Saved data entries
[Start of section]
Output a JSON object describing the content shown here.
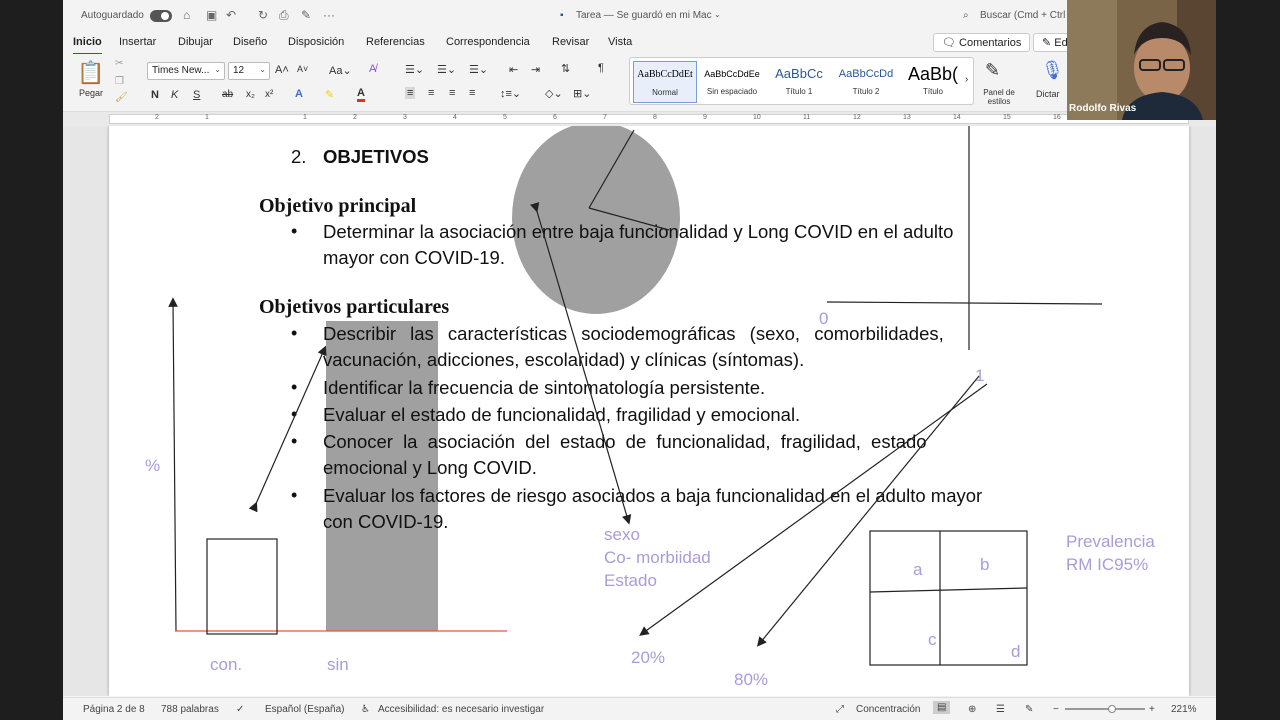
{
  "titlebar": {
    "autosave_label": "Autoguardado",
    "doc_title": "Tarea — Se guardó en mi Mac",
    "search_placeholder": "Buscar (Cmd + Ctrl"
  },
  "tabs": [
    "Inicio",
    "Insertar",
    "Dibujar",
    "Diseño",
    "Disposición",
    "Referencias",
    "Correspondencia",
    "Revisar",
    "Vista"
  ],
  "ribbon": {
    "comments_label": "Comentarios",
    "edit_label": "Ed",
    "paste_label": "Pegar",
    "font_name": "Times New...",
    "font_size": "12",
    "bold": "N",
    "italic": "K",
    "underline": "S",
    "strike": "ab",
    "subscript": "x₂",
    "superscript": "x²",
    "styles": [
      {
        "preview": "AaBbCcDdEt",
        "name": "Normal"
      },
      {
        "preview": "AaBbCcDdEe",
        "name": "Sin espaciado"
      },
      {
        "preview": "AaBbCc",
        "name": "Título 1"
      },
      {
        "preview": "AaBbCcDd",
        "name": "Título 2"
      },
      {
        "preview": "AaBb(",
        "name": "Título"
      }
    ],
    "styles_pane_label": "Panel de estilos",
    "dictate_label": "Dictar"
  },
  "ruler": [
    "2",
    "1",
    "1",
    "2",
    "3",
    "4",
    "5",
    "6",
    "7",
    "8",
    "9",
    "10",
    "11",
    "12",
    "13",
    "14",
    "15",
    "16"
  ],
  "document": {
    "heading_num": "2.",
    "heading": "OBJETIVOS",
    "principal_title": "Objetivo principal",
    "principal_line1": "Determinar la asociación entre baja funcionalidad y Long COVID en el adulto",
    "principal_line2": "mayor con COVID-19.",
    "particulares_title": "Objetivos particulares",
    "p1_line1": "Describir las características sociodemográficas (sexo, comorbilidades,",
    "p1_line2": "vacunación, adicciones, escolaridad) y clínicas (síntomas).",
    "p2": "Identificar la frecuencia de sintomatología persistente.",
    "p3": "Evaluar el estado de funcionalidad, fragilidad y emocional.",
    "p4_line1": "Conocer la asociación del estado de funcionalidad, fragilidad, estado",
    "p4_line2": "emocional y Long COVID.",
    "p5_line1": "Evaluar los factores de riesgo asociados a baja funcionalidad en el adulto mayor",
    "p5_line2": "con COVID-19."
  },
  "annotations": {
    "percent": "%",
    "con": "con.",
    "sin": "sin",
    "zero": "0",
    "one": "1",
    "sexo": "sexo",
    "comorbidad": "Co- morbiidad",
    "estado": "Estado",
    "p20": "20%",
    "p80": "80%",
    "a": "a",
    "b": "b",
    "c": "c",
    "d": "d",
    "prevalencia": "Prevalencia",
    "rm": "RM IC95%"
  },
  "statusbar": {
    "page": "Página 2 de 8",
    "words": "788 palabras",
    "language": "Español (España)",
    "accessibility": "Accesibilidad: es necesario investigar",
    "focus": "Concentración",
    "zoom": "221%"
  },
  "video": {
    "name": "Rodolfo Rivas"
  },
  "colors": {
    "accent": "#2b579a",
    "ink": "#a99cd9",
    "highlight": "#a0a0a0",
    "underline_red": "#e05a3a"
  }
}
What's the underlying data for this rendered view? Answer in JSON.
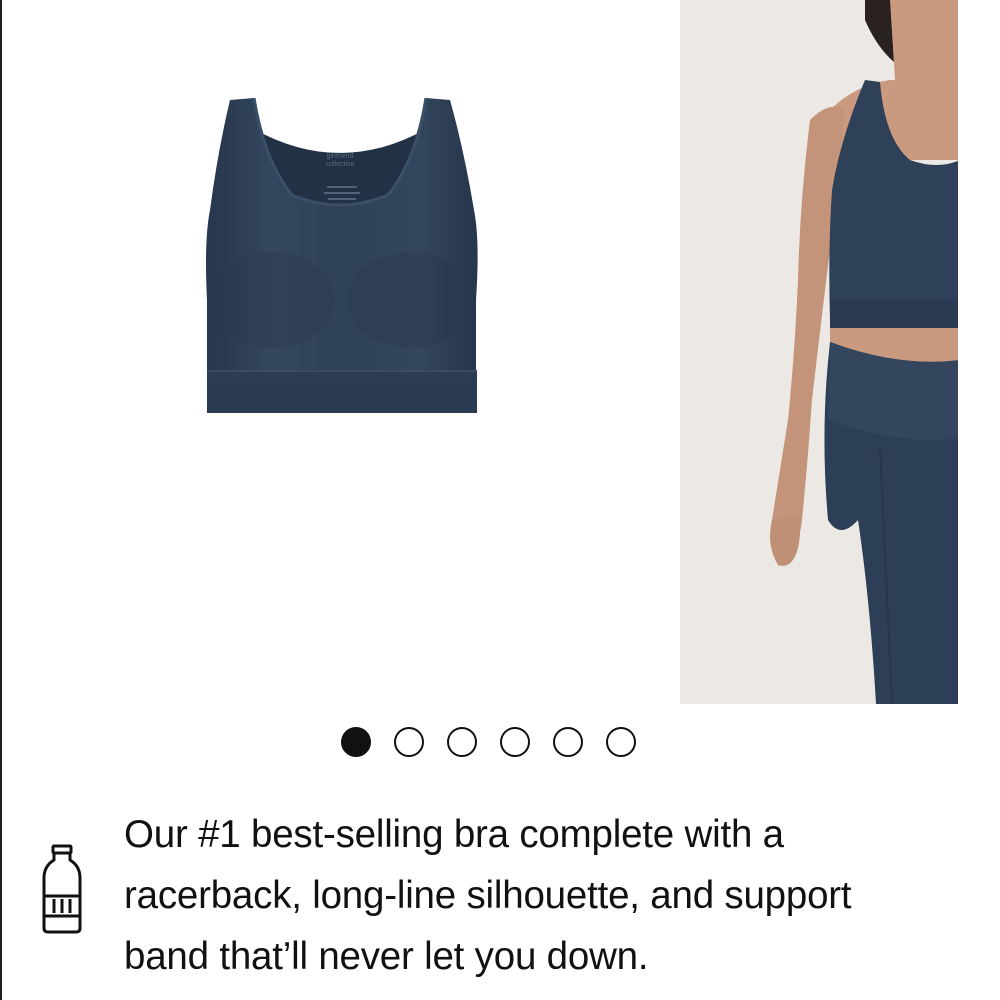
{
  "gallery": {
    "slides": [
      {
        "label": "product-flat",
        "brand_tag": "girlfriend collective"
      },
      {
        "label": "model-wearing"
      }
    ],
    "pagination": {
      "total": 6,
      "active": 1
    }
  },
  "description": {
    "icon": "water-bottle-icon",
    "text": "Our #1 best-selling bra complete with a racerback, long-line silhouette, and support band that’ll never let you down."
  },
  "colors": {
    "garment": "#2e4058",
    "background": "#ffffff",
    "model_bg": "#ece8e3",
    "text": "#111111"
  }
}
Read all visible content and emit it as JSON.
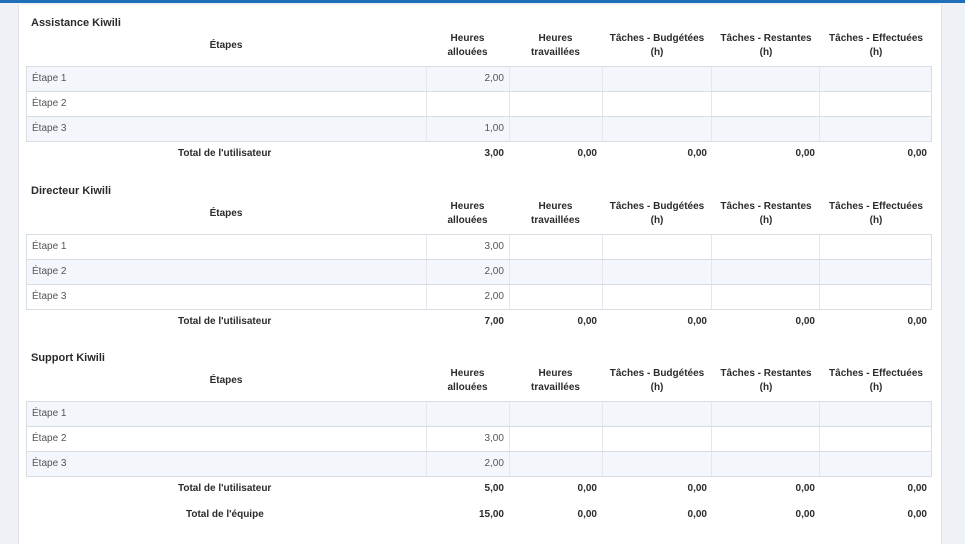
{
  "columns": {
    "etapes": "Étapes",
    "heures_allouees": "Heures\nallouées",
    "heures_travaillees": "Heures\ntravaillées",
    "taches_budgetees": "Tâches - Budgétées\n(h)",
    "taches_restantes": "Tâches - Restantes\n(h)",
    "taches_effectuees": "Tâches - Effectuées\n(h)"
  },
  "sections": [
    {
      "title": "Assistance Kiwili",
      "rows": [
        {
          "etape": "Étape 1",
          "heures_allouees": "2,00",
          "heures_travaillees": "",
          "taches_budgetees": "",
          "taches_restantes": "",
          "taches_effectuees": ""
        },
        {
          "etape": "Étape 2",
          "heures_allouees": "",
          "heures_travaillees": "",
          "taches_budgetees": "",
          "taches_restantes": "",
          "taches_effectuees": ""
        },
        {
          "etape": "Étape 3",
          "heures_allouees": "1,00",
          "heures_travaillees": "",
          "taches_budgetees": "",
          "taches_restantes": "",
          "taches_effectuees": ""
        }
      ],
      "total": {
        "label": "Total de l'utilisateur",
        "heures_allouees": "3,00",
        "heures_travaillees": "0,00",
        "taches_budgetees": "0,00",
        "taches_restantes": "0,00",
        "taches_effectuees": "0,00"
      }
    },
    {
      "title": "Directeur Kiwili",
      "rows": [
        {
          "etape": "Étape 1",
          "heures_allouees": "3,00",
          "heures_travaillees": "",
          "taches_budgetees": "",
          "taches_restantes": "",
          "taches_effectuees": ""
        },
        {
          "etape": "Étape 2",
          "heures_allouees": "2,00",
          "heures_travaillees": "",
          "taches_budgetees": "",
          "taches_restantes": "",
          "taches_effectuees": ""
        },
        {
          "etape": "Étape 3",
          "heures_allouees": "2,00",
          "heures_travaillees": "",
          "taches_budgetees": "",
          "taches_restantes": "",
          "taches_effectuees": ""
        }
      ],
      "total": {
        "label": "Total de l'utilisateur",
        "heures_allouees": "7,00",
        "heures_travaillees": "0,00",
        "taches_budgetees": "0,00",
        "taches_restantes": "0,00",
        "taches_effectuees": "0,00"
      }
    },
    {
      "title": "Support Kiwili",
      "rows": [
        {
          "etape": "Étape 1",
          "heures_allouees": "",
          "heures_travaillees": "",
          "taches_budgetees": "",
          "taches_restantes": "",
          "taches_effectuees": ""
        },
        {
          "etape": "Étape 2",
          "heures_allouees": "3,00",
          "heures_travaillees": "",
          "taches_budgetees": "",
          "taches_restantes": "",
          "taches_effectuees": ""
        },
        {
          "etape": "Étape 3",
          "heures_allouees": "2,00",
          "heures_travaillees": "",
          "taches_budgetees": "",
          "taches_restantes": "",
          "taches_effectuees": ""
        }
      ],
      "total": {
        "label": "Total de l'utilisateur",
        "heures_allouees": "5,00",
        "heures_travaillees": "0,00",
        "taches_budgetees": "0,00",
        "taches_restantes": "0,00",
        "taches_effectuees": "0,00"
      }
    }
  ],
  "team_total": {
    "label": "Total de l'équipe",
    "heures_allouees": "15,00",
    "heures_travaillees": "0,00",
    "taches_budgetees": "0,00",
    "taches_restantes": "0,00",
    "taches_effectuees": "0,00"
  }
}
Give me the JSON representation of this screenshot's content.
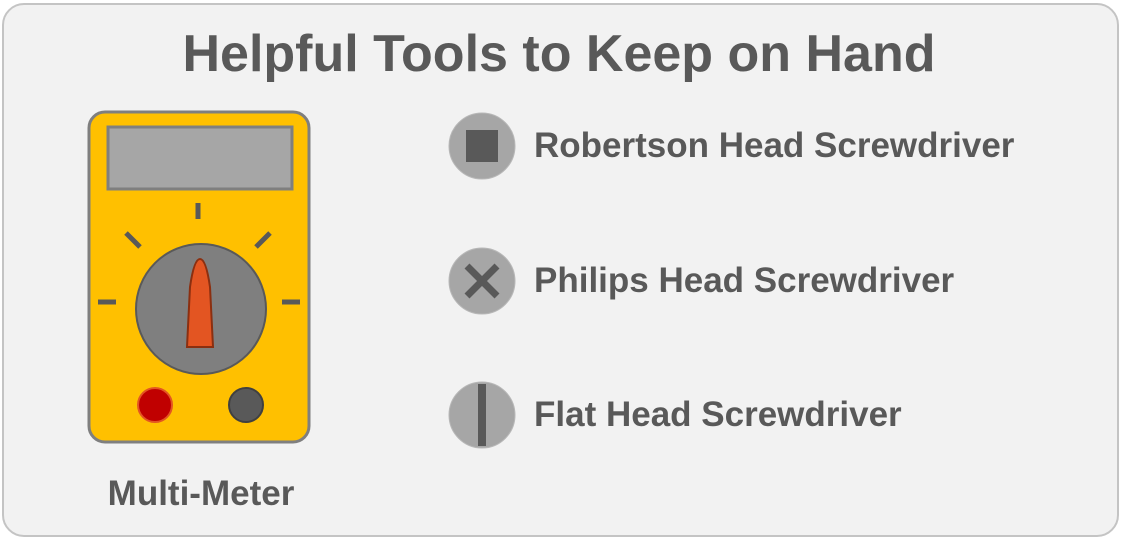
{
  "title": "Helpful Tools to Keep on Hand",
  "multimeter": {
    "label": "Multi-Meter",
    "icon": "multimeter-icon",
    "colors": {
      "body": "#ffc000",
      "screen": "#a6a6a6",
      "dial": "#7f7f7f",
      "pointer": "#e35522",
      "port_red": "#c00000",
      "port_black": "#595959"
    }
  },
  "tools": [
    {
      "label": "Robertson Head Screwdriver",
      "icon": "robertson-screw-head-icon"
    },
    {
      "label": "Philips Head Screwdriver",
      "icon": "philips-screw-head-icon"
    },
    {
      "label": "Flat Head Screwdriver",
      "icon": "flat-screw-head-icon"
    }
  ],
  "colors": {
    "text": "#595959",
    "background": "#f2f2f2",
    "border": "#c4c4c4",
    "screw_head": "#a6a6a6",
    "screw_slot": "#595959"
  }
}
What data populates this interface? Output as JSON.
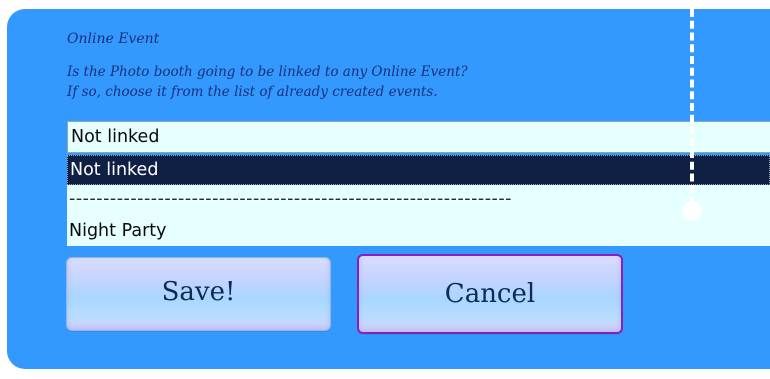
{
  "section": {
    "title": "Online Event",
    "description_line1": "Is the Photo booth going to be linked to any Online Event?",
    "description_line2": "If so, choose it from the list of already created events."
  },
  "event_select": {
    "value": "Not linked",
    "options": [
      "Not linked",
      "-----------------------------------------------------------------",
      "Night Party"
    ],
    "highlighted_option": "Not linked"
  },
  "buttons": {
    "save_label": "Save!",
    "cancel_label": "Cancel"
  },
  "colors": {
    "panel_background": "#3399ff",
    "select_background": "#e6ffff",
    "highlight_background": "#0f2044",
    "label_text": "#1a2f7a",
    "cancel_focus_border": "#8b1fb8"
  }
}
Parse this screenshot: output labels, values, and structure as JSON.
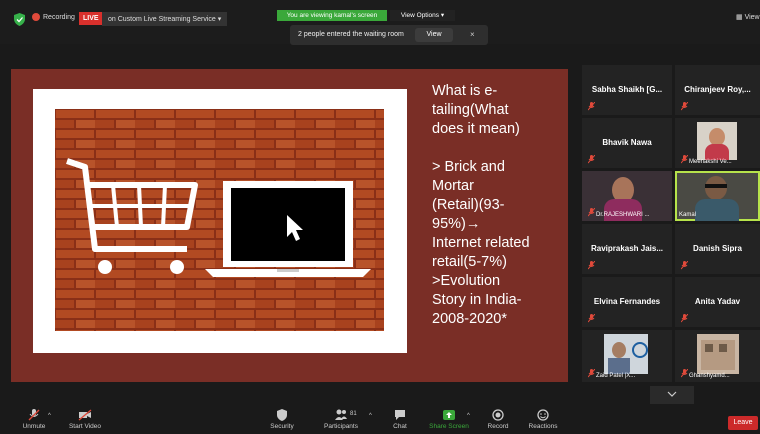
{
  "topbar": {
    "recording_label": "Recording",
    "live_label": "LIVE",
    "stream_label": "on Custom Live Streaming Service",
    "viewing_banner": "You are viewing kamal's screen",
    "view_options": "View Options",
    "waiting_message": "2 people entered the waiting room",
    "waiting_view": "View",
    "waiting_close": "×",
    "view_label": "View"
  },
  "slide": {
    "lines": [
      "What is e-",
      "tailing(What",
      "does it mean)",
      "",
      "> Brick and",
      "Mortar",
      "(Retail)(93-",
      "95%)→",
      "Internet related",
      "retail(5-7%)",
      ">Evolution",
      "Story in India-",
      "2008-2020*"
    ]
  },
  "participants": {
    "p1": "Sabha Shaikh [G...",
    "p2": "Chiranjeev Roy,...",
    "p3": "Bhavik Nawa",
    "p4": "Meenakshi Ve...",
    "p5": "Dr.RAJESHWARI ...",
    "p6": "Kamal",
    "p7": "Raviprakash Jais...",
    "p8": "Danish Sipra",
    "p9": "Elvina Fernandes",
    "p10": "Anita Yadav",
    "p11": "Zaid Patel |X...",
    "p12": "Ghanshyamd..."
  },
  "toolbar": {
    "unmute": "Unmute",
    "start_video": "Start Video",
    "security": "Security",
    "participants": "Participants",
    "participants_count": "81",
    "chat": "Chat",
    "share_screen": "Share Screen",
    "record": "Record",
    "reactions": "Reactions",
    "leave": "Leave"
  },
  "colors": {
    "slide_bg": "#7a2e26",
    "share_green": "#3aa83a",
    "live_red": "#d9302c",
    "active_speaker": "#b7e34b"
  }
}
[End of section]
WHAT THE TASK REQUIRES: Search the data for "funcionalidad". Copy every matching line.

EXPECTED ANSWER:
    "principal_line1": "Determinar la asociación entre baja funcionalidad y Long COVID en el adulto",
    "p3": "Evaluar el estado de funcionalidad, fragilidad y emocional.",
    "p4_line1": "Conocer la asociación del estado de funcionalidad, fragilidad, estado",
    "p5_line1": "Evaluar los factores de riesgo asociados a baja funcionalidad en el adulto mayor",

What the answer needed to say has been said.